The definition of a bankruptcy discharge is a simple one. Discharge refers to the debt that gets wiped out when you file a bankruptcy case. When you receive your discharge it will prohibit creditors from collecting on any qualifying debts once your case concludes.
People sometimes confuse this term with bankruptcy dismissal, which is something completely different.
A bankruptcy dismissal is basically what happens if you do not want to follow through with your case or cannot meet the requirements. The court can then dismiss your case without giving you a discharge.
Bankruptcy dismissals can be broken down into two categories: Voluntary and involuntary.
A voluntary dismissal is when you request the court dismiss your case. It will depend greatly on the chapter which you filed under.
A Chapter 7 bankruptcy case is difficult to dismiss, so much so that once started you should be prepared to have to follow it through. This is because the court will often only dismiss the case if it is not in the best interest of your creditors.
Just because you do not want to go through with it, or find out it might hurt you more than help you rarely factors in. Under Chapter 7 it will be the creditors interests that hold priority.
But if you are filing for bankruptcy under Chapter 13, you will have an easier time getting a dismissal should you so choose. In some jurisdictions all you have to do is file a motion that the judge can grant. In others, you can just notify the court that you no long wish to go through with the case. Typically, the court cannot keep you in a Chapter 13 bankruptcy case against your will.
Unfortunately, you will face a few difficult consequences if you decide to dismiss a Chapter 13 bankruptcy. A lender can file a motion asking the court to lift the automatic stay, which gets put in place as you file for bankruptcy. If the court grants the motion, the stay gets lifted and the creditor can pursue repossession or payment.
Now, an involuntary dismissal can occur if you do not do everything you are required to do when trying to qualify to get your debts discharged through filing for bankruptcy. This includes being honest and cooperating with the bankruptcy trustee. Failing to do so could result in your case being dismissed.
Other events that could prompt the involuntary dismissal of your case include:
Not filing bankruptcy schedules and other forms on time
Not submitting tax returns or 521 documents
Not passing the means test
Failing to pay the court filing fee
Not making all Chapter 13 plan payments
Failing to file a certificate showing you completed credit and debt counseling
Being incomplete and/or dishonest with your information on your paperwork

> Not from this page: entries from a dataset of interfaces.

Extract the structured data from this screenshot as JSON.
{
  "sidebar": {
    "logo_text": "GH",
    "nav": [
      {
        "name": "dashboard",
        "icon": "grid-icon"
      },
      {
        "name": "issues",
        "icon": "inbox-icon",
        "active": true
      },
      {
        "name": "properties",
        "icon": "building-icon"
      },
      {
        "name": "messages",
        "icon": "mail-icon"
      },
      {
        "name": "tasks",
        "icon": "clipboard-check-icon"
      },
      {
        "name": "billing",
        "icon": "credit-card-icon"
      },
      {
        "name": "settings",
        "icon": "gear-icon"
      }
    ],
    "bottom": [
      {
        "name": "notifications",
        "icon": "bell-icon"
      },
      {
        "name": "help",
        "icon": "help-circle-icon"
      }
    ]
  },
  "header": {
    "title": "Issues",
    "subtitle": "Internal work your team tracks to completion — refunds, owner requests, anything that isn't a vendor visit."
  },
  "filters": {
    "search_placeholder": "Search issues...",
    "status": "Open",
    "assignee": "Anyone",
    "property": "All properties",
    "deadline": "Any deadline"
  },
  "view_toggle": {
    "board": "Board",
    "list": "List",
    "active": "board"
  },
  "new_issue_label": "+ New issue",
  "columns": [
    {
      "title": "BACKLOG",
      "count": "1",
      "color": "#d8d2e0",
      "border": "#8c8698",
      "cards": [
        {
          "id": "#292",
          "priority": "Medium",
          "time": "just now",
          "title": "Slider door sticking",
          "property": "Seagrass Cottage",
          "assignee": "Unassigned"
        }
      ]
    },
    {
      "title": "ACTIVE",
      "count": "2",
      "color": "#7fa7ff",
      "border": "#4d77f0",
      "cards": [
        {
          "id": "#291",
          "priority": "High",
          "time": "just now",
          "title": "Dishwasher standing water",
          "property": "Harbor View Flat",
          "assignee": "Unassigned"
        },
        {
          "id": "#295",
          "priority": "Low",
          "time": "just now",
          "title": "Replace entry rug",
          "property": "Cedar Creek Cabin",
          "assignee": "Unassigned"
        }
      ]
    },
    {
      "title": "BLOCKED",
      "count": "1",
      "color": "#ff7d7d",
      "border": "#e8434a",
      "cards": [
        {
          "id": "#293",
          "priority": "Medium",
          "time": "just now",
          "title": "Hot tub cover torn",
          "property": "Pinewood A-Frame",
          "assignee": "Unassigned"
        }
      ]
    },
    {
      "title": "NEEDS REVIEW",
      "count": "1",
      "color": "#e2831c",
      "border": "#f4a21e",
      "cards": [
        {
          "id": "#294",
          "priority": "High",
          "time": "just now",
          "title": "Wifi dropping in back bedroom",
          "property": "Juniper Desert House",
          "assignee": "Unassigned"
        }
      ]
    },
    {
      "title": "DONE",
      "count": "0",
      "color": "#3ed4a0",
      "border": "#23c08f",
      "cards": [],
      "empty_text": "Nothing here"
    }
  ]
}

Not attending the 341 meeting of creditors
Failing to stay up to date on child support or alimony during the case
Trying to file multiple cases within a short period of time
You do have the ability to counter a bankruptcy trustee’s motion for dismissal by correcting paperwork or completing required documents. Basically, you would have to provide whatever it was you did not do the first time around.
After your case gets dismissed, involuntary or not, you have the power to refile again shortly after. This is only possible if your case was dismissed without prejudice, meaning there was no restriction put on how long you have to wait before you are able to file a new case.
On the other hand, if you case gets dismissed with prejudice, you will typically have to wait somewhere between 90 days and a year to file a new case.
In any situation, it is pertinent that you hire an experience bankruptcy lawyer before you choose to file for bankruptcy or back out of one. The Law Office of Joel R. Spivack has plenty of experience handling all types of bankruptcy cases and will keep your best interests at heart.
Call today for a free initial consultation at 856-488-1200.
The articles on this blog are for informative purposes only and are no substitute for legal advice or an attorney/client relationship. If you are seeking legal advice, please contact our law firm directly.